Furthermore, refusing to admit one's mistakes and take responsibility may render a person less open to constructive feedback, thus limiting growth and innovation. Individuals who feel threatened or who must avoid failure to maintain status may be less inclined to admit error, and in turn may forego opportunities to learn and develop. Ultimately the need to feel powerful, if satisfied by a consistent refusal to admit mistakes, could make one weak. Indeed, it may be Deen’s perceived unwillingness to offer a future course of action that meaningfully addresses the persistent challenge of racism that led so many of her sponsors to sever ties.

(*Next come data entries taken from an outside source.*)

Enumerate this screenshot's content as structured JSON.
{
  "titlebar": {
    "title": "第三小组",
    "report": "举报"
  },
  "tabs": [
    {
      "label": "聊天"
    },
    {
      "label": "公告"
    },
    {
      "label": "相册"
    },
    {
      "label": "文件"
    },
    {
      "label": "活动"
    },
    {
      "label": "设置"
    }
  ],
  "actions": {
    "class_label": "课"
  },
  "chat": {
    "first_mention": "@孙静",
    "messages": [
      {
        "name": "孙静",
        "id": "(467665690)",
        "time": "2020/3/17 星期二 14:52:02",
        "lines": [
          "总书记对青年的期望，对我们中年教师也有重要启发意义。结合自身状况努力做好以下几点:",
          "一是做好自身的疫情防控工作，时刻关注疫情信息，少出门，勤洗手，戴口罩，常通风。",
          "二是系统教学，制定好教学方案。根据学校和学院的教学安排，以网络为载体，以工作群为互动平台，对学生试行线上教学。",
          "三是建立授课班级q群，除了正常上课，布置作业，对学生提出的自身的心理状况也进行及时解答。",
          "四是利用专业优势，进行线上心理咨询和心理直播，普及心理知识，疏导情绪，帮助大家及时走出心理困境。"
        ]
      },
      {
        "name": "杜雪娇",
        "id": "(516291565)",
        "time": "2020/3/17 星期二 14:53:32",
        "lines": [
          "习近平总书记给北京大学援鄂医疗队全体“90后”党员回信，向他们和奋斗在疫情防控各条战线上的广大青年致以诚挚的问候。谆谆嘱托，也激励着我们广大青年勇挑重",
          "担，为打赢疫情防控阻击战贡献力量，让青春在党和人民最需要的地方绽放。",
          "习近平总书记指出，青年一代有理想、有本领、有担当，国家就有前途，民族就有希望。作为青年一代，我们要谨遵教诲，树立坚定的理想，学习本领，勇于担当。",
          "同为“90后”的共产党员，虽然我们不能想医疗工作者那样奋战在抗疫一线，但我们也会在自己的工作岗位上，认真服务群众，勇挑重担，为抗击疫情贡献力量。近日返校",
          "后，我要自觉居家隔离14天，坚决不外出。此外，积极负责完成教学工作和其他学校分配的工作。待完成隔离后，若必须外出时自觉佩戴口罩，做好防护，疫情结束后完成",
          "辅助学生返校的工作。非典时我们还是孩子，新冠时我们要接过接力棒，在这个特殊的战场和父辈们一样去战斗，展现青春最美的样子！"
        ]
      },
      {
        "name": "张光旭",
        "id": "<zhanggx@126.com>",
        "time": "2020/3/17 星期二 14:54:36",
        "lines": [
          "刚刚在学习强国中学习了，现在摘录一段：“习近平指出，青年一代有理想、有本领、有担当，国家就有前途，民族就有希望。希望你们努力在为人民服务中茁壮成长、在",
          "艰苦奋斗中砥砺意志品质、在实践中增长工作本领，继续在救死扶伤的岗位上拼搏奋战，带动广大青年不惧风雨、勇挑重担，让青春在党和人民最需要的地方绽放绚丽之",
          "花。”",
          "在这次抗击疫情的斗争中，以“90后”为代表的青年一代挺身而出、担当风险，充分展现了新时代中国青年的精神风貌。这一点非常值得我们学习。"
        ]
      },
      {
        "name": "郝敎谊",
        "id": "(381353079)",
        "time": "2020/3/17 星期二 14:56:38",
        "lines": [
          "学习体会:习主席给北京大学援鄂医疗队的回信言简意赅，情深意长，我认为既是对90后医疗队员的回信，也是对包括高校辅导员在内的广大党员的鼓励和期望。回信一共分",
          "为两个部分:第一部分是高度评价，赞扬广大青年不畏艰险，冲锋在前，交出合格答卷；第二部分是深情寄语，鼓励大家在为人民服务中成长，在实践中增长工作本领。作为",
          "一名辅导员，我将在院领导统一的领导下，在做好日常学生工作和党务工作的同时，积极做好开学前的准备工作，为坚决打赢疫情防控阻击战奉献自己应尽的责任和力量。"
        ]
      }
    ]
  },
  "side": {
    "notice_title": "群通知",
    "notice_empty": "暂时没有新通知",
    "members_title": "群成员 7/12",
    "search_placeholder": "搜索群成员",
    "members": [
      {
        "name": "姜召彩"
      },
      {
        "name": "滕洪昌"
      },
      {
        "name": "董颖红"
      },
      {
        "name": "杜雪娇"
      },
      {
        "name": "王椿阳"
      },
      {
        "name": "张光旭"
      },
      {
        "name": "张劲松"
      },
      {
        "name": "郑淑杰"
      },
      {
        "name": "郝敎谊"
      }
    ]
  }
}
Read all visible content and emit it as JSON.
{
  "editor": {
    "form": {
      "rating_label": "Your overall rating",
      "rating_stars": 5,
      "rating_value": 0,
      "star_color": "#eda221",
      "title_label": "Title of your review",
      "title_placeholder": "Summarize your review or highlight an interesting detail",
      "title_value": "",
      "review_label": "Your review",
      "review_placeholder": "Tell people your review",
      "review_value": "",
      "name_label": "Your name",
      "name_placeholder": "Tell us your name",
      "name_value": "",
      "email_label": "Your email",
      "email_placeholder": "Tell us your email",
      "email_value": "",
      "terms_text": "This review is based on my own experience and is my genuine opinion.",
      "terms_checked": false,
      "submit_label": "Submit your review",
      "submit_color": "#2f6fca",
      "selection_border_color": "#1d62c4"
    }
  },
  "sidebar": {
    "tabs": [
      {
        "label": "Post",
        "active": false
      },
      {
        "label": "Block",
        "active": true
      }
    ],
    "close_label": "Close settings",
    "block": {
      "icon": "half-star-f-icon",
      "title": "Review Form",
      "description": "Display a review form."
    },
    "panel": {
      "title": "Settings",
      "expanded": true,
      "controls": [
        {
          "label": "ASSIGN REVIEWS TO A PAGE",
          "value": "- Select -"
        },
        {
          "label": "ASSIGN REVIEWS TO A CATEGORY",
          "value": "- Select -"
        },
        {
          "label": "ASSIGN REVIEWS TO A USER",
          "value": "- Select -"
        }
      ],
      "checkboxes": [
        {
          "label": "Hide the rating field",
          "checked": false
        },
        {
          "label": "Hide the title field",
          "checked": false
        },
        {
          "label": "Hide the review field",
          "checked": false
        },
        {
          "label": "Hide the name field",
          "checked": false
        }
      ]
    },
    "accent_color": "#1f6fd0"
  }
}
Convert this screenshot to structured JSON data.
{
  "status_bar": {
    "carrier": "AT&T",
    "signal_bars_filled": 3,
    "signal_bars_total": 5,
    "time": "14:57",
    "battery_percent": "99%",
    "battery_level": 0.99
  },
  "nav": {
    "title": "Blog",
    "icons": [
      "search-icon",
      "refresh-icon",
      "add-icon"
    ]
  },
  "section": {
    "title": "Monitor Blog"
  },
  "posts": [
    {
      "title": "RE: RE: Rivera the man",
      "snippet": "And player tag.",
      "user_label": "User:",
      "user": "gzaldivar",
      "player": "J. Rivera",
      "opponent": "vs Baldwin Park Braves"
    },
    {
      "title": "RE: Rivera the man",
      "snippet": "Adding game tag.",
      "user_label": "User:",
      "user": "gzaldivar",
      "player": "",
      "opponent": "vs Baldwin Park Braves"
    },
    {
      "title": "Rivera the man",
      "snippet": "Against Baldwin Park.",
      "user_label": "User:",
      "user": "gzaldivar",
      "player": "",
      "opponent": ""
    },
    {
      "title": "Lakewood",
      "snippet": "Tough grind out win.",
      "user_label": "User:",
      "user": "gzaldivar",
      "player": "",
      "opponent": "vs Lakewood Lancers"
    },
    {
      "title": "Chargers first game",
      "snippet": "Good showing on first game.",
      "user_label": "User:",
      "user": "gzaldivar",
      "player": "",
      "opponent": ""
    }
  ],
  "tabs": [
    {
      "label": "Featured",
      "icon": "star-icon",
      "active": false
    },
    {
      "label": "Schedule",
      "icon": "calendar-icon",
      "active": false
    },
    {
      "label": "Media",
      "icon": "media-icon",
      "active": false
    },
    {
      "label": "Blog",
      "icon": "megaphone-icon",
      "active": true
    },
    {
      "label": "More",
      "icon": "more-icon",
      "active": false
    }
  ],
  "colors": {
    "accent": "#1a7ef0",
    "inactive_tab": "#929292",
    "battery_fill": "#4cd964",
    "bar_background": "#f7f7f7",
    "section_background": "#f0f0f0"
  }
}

"To err is human; to forgive divine." This quote acknowledges the challenges and benefits of forgiveness. The work by Okimoto and colleagues suggests that as we consider the cycle of wrongdoings and reconciliation, we should also recognize the sacrifice and threat involved in the act of apology. Contrary to popular belief, apologies, it seems, are not cheap.